The recent FPS reboot of Bullfrog’s classic dystopian Real-time tactics series, Syndicate, hasn’t gone down well with fans. Though there’s still a thematic link – the games deal with corporate greed and its effect on free will – the most recent installment, handled by Chronicles of Riddick: Escape From Butcher Bay developer, Starbreeze, couldn’t be more distinct from its predecessors in terms of gameplay and aesthetics.
“Syndicate comes with a lot of expectations,” Mikael Nermark told Joystiq. “Such a great brand, such a great franchise. I don’t think we could’ve ever lived up to some people’s expectations.”
“I love the original!” he continued. “When I got into the industry way back, RTS and that kind of game were my kind of game,” Nermark says. “But you always wanna add your touch to it, you wanna make it your game even though it’s built on a great franchise. So I think that’s hard. Overall, we’re happy.”

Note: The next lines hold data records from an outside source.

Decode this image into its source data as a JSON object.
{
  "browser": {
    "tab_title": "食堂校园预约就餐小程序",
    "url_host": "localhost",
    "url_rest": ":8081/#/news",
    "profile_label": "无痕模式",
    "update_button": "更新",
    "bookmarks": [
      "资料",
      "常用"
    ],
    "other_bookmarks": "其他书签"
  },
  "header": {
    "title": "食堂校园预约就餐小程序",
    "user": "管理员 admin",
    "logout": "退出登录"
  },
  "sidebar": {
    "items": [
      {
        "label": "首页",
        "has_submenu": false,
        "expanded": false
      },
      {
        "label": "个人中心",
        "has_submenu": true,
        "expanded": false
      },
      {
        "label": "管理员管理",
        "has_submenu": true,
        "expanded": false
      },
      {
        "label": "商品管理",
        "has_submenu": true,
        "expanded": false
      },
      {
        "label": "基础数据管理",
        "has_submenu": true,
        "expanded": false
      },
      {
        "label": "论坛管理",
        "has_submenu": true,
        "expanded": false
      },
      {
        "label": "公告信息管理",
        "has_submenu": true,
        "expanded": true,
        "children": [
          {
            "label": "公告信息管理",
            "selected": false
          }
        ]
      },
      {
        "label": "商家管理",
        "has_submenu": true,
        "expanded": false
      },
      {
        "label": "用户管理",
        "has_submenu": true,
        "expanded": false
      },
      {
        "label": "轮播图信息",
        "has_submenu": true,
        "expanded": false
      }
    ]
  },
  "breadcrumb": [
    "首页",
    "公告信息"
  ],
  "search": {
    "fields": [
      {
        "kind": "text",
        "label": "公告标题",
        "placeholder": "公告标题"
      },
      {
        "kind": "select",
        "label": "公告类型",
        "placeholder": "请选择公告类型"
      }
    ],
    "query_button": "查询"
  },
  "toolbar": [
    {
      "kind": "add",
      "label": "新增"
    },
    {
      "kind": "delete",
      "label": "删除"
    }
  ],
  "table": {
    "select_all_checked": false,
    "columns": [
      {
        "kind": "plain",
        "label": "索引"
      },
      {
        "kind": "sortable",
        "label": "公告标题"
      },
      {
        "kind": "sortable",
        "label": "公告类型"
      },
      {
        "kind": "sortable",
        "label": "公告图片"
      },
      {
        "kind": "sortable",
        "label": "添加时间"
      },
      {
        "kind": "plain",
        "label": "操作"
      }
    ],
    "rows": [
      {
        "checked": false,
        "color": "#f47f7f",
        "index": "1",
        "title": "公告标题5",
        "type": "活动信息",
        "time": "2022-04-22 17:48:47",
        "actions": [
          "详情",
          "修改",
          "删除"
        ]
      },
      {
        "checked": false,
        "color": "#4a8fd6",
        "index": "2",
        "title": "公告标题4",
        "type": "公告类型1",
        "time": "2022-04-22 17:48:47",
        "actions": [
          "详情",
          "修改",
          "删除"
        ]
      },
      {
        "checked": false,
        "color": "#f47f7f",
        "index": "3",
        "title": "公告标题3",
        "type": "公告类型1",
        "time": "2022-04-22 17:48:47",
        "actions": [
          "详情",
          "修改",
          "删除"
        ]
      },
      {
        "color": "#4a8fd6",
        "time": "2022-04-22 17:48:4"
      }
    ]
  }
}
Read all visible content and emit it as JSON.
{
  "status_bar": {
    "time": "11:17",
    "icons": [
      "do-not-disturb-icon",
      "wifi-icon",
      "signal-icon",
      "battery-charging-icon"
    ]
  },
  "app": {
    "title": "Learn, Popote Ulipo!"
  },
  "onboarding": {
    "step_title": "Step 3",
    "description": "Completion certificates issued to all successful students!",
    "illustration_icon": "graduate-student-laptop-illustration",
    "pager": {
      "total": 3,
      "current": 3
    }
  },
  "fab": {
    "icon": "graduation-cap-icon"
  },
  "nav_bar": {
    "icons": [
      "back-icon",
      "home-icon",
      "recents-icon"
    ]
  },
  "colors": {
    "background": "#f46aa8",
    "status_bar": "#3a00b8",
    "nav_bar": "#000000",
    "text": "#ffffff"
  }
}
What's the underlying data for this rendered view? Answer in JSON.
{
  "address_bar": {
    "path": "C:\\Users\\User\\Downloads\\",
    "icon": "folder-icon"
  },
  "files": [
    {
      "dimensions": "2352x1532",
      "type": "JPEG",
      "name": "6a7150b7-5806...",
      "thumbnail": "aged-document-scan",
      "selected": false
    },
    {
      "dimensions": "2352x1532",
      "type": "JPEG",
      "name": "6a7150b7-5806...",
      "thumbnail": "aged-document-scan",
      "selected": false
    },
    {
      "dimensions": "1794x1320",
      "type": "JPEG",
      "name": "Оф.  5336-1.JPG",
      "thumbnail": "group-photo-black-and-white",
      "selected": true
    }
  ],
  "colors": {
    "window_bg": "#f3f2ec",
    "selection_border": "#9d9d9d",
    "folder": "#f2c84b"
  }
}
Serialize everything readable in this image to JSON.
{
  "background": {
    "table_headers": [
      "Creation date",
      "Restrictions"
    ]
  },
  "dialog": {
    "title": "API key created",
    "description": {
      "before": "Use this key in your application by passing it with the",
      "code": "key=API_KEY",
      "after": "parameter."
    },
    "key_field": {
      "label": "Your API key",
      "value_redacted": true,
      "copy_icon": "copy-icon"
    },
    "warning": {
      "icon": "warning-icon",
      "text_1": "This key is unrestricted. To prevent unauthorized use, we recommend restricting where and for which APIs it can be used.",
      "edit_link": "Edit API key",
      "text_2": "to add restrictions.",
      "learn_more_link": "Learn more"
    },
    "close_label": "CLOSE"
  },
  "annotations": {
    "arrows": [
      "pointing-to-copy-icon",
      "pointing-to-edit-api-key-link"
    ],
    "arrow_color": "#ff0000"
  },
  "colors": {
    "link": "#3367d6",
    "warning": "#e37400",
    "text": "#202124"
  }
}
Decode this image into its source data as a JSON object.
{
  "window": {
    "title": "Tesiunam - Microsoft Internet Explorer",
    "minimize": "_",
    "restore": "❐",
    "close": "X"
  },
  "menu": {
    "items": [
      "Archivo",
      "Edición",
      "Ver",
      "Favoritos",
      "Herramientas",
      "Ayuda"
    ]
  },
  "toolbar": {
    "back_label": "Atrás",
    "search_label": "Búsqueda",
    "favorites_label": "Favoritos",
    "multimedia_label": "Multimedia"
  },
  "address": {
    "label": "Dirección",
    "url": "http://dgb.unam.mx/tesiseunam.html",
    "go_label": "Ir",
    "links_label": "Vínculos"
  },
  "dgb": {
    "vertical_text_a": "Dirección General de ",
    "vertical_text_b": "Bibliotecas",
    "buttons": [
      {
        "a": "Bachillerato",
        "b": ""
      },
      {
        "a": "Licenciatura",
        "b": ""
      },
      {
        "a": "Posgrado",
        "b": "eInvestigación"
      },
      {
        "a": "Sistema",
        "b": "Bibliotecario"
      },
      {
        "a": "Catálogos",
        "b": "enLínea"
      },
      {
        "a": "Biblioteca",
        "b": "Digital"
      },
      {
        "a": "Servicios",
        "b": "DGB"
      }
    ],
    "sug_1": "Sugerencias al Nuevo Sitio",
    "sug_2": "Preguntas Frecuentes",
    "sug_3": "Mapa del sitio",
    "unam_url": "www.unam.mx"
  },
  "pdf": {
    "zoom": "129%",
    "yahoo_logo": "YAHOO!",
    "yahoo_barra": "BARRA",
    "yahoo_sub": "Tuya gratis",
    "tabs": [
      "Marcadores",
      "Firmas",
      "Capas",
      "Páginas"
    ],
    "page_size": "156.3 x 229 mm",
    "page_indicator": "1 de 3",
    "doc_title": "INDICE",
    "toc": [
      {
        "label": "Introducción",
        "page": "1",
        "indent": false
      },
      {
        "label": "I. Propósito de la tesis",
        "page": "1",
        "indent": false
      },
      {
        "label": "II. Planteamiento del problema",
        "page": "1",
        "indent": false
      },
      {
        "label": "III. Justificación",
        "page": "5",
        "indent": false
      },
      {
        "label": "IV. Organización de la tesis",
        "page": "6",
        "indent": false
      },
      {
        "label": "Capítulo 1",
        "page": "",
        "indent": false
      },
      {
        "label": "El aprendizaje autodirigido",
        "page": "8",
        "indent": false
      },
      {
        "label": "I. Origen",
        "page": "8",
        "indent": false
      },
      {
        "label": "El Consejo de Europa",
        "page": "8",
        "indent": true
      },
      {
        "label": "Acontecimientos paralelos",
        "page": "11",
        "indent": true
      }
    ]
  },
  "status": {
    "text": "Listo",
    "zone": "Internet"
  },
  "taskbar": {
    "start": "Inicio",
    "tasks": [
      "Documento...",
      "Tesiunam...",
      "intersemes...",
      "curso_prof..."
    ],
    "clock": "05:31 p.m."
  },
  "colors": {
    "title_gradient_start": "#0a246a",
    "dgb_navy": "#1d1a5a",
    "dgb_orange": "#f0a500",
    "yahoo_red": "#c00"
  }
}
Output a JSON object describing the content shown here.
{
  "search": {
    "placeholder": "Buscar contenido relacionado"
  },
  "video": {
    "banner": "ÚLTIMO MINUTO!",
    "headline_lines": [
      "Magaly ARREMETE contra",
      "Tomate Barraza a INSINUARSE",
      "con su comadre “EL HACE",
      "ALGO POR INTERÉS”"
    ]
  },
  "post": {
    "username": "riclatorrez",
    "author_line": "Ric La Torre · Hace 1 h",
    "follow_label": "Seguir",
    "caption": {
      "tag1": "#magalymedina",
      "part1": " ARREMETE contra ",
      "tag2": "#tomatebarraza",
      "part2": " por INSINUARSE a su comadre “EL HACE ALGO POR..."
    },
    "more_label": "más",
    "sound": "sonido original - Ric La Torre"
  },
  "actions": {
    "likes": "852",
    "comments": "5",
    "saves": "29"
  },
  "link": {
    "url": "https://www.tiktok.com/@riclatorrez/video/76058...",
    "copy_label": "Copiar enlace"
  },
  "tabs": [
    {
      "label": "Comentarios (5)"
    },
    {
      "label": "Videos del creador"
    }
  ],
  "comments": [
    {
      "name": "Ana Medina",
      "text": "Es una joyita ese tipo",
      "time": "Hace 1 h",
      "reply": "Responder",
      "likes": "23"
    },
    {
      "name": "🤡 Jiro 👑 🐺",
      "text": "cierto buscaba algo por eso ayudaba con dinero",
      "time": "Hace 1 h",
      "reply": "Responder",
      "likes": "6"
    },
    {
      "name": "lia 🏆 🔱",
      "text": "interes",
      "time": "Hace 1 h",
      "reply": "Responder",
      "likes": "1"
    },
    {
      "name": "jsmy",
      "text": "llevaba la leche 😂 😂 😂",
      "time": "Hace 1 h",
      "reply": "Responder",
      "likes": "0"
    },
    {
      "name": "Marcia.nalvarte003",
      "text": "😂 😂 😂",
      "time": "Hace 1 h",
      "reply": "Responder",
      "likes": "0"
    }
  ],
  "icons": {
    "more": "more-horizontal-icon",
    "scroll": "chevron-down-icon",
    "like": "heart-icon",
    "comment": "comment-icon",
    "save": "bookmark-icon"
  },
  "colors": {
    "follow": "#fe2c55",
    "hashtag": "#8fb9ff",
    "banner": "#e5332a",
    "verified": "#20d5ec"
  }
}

Syndicate sold 34,000 copies during its opening week, 2,000 less than Capcom’s Asura’s Wrath, that week’s best-seller. The game itself is decent, if unremarkable; it currently stands at 75 out of 100 on Metacritic. It suffers from an unfortunate visual similarity to Deus Ex: Human Revolution, which leads to numerous unflattering comparisons, but according to Nermark, Syndicate offers something “high production value, high budget productions” don’t: “truly cooperative play.”
“The co-op part is fantastic to me I think it’s a lot of fun to play,” he said. “I think it may be too hard. I’m one of those guys that wants it harder, harder, harder, right? So I think we made it maybe too hard, and we didn’t really … we should’ve thought about the player more. It’s a game made for you to play with your friends, who you really know, ’cause it’s truly a cooperative play, rather than just jump in and play alongside each other.”
The four-player co-op is far and away the best part of Syndicate. Rather bizarrely, it looks and plays more like the classic Syndicate games of yore, especially compared to the relatively lackluster single-player campaign.